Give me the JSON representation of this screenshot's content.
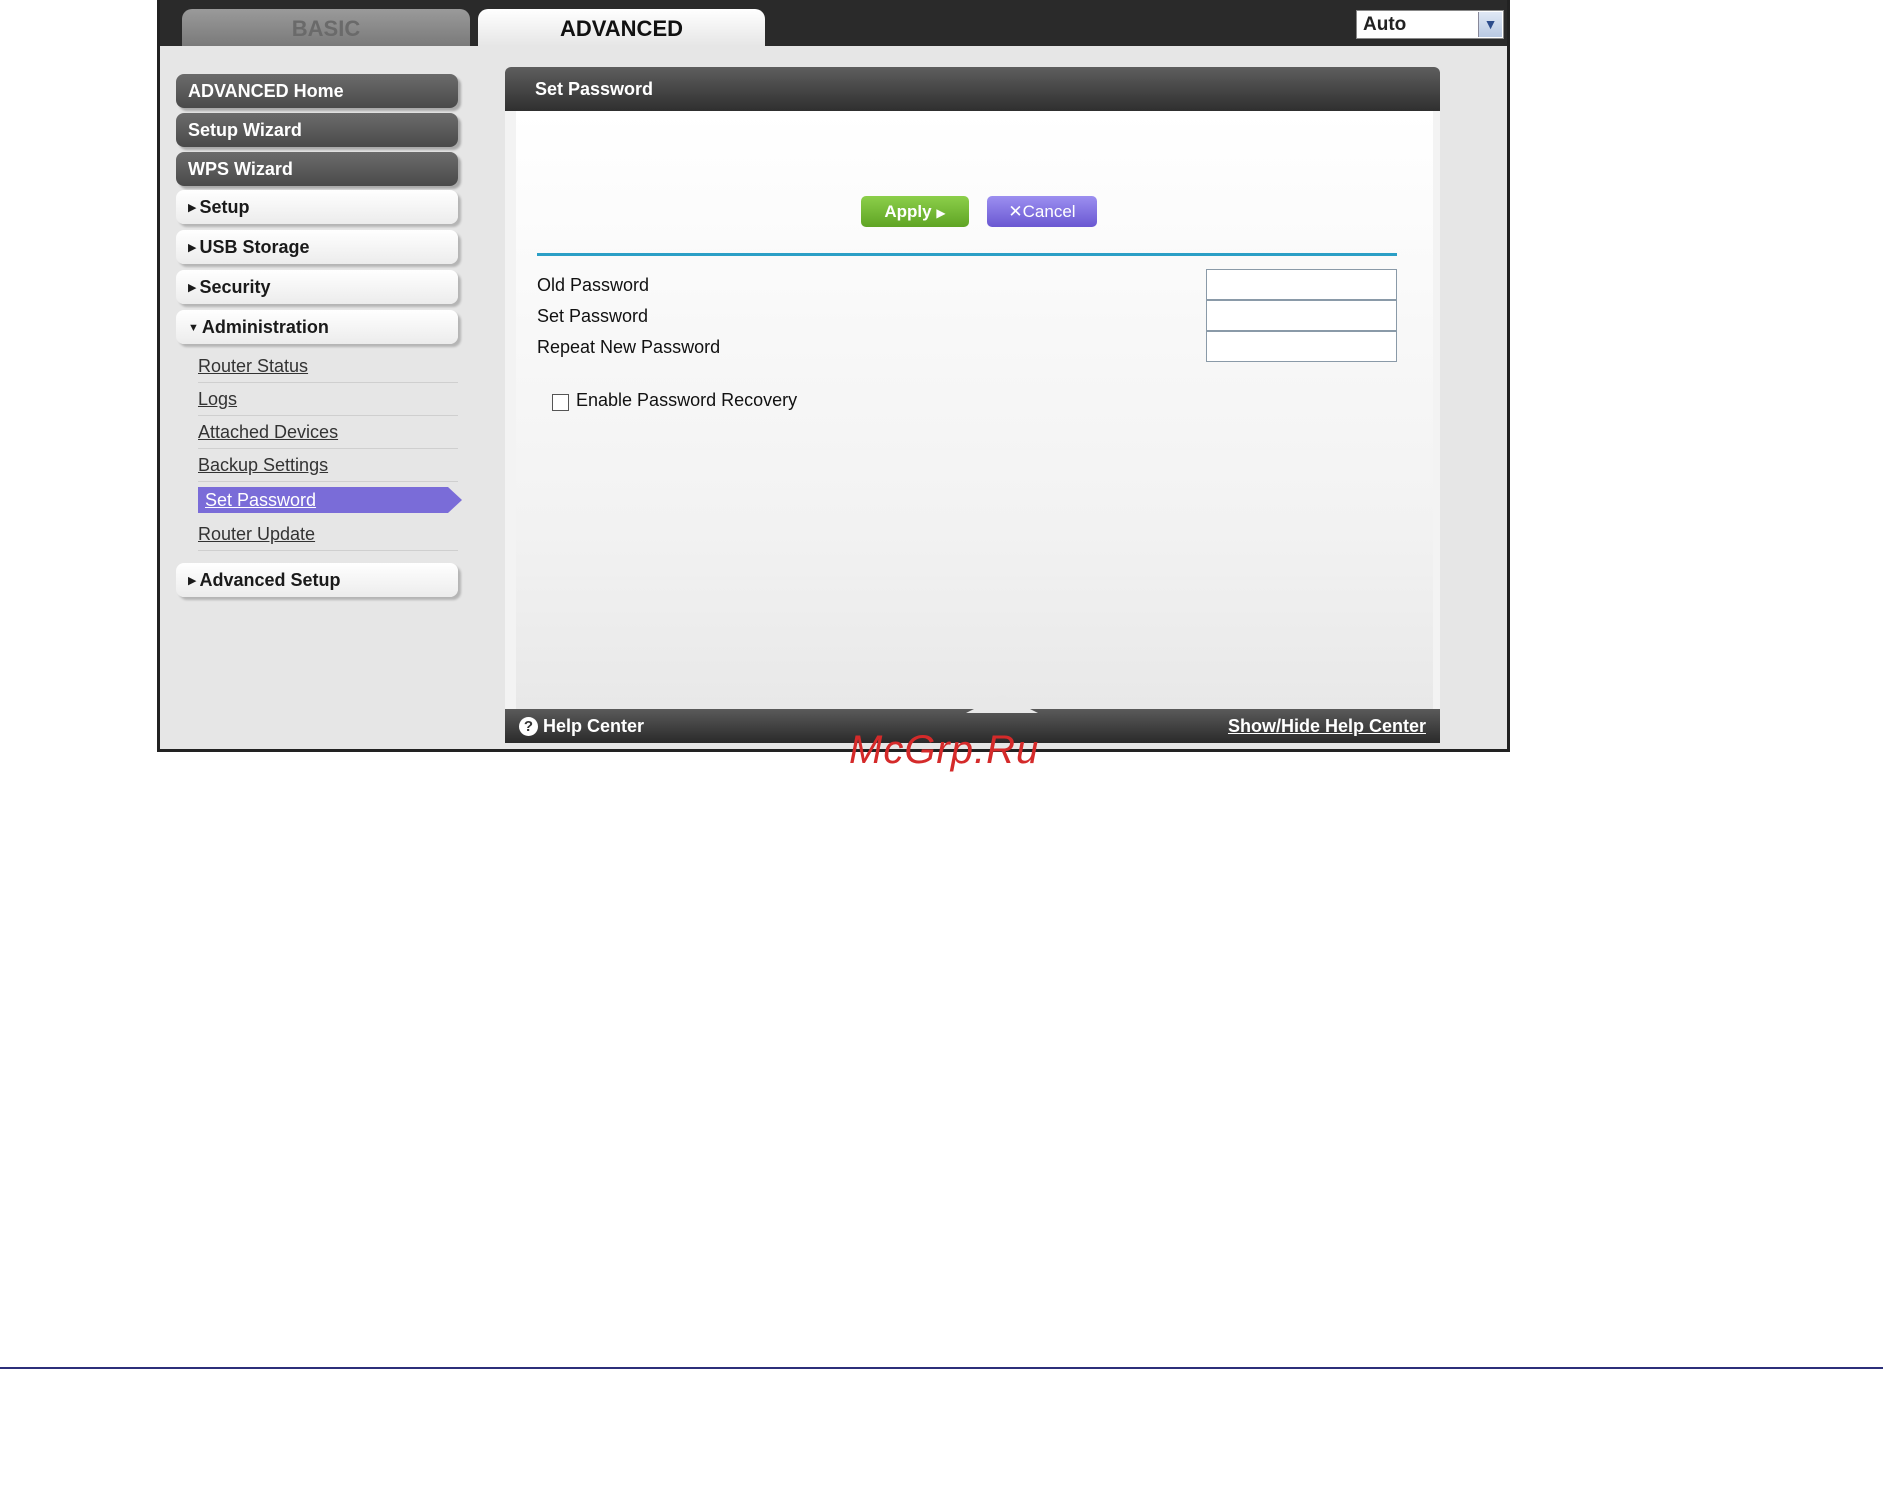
{
  "tabs": {
    "basic": "BASIC",
    "advanced": "ADVANCED"
  },
  "language": {
    "selected": "Auto"
  },
  "sidebar": {
    "main_items": [
      "ADVANCED Home",
      "Setup Wizard",
      "WPS Wizard"
    ],
    "sections": [
      "Setup",
      "USB Storage",
      "Security",
      "Administration"
    ],
    "admin_items": [
      "Router Status",
      "Logs",
      "Attached Devices",
      "Backup Settings",
      "Set Password",
      "Router Update"
    ],
    "advanced_setup": "Advanced Setup"
  },
  "panel": {
    "title": "Set Password",
    "apply": "Apply",
    "cancel": "Cancel",
    "fields": [
      "Old Password",
      "Set Password",
      "Repeat New Password"
    ],
    "checkbox_label": "Enable Password Recovery"
  },
  "footer": {
    "help": "Help Center",
    "toggle": "Show/Hide Help Center"
  },
  "watermark": "McGrp.Ru",
  "colors": {
    "accent_purple": "#7a6cd8",
    "apply_green": "#6db52f",
    "separator_blue": "#2b9fc6"
  }
}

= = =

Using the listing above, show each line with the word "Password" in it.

-- Solved problem --
      "Set Password",
    "title": "Set Password",
      "Old Password",
      "Set Password",
      "Repeat New Password"
    "checkbox_label": "Enable Password Recovery"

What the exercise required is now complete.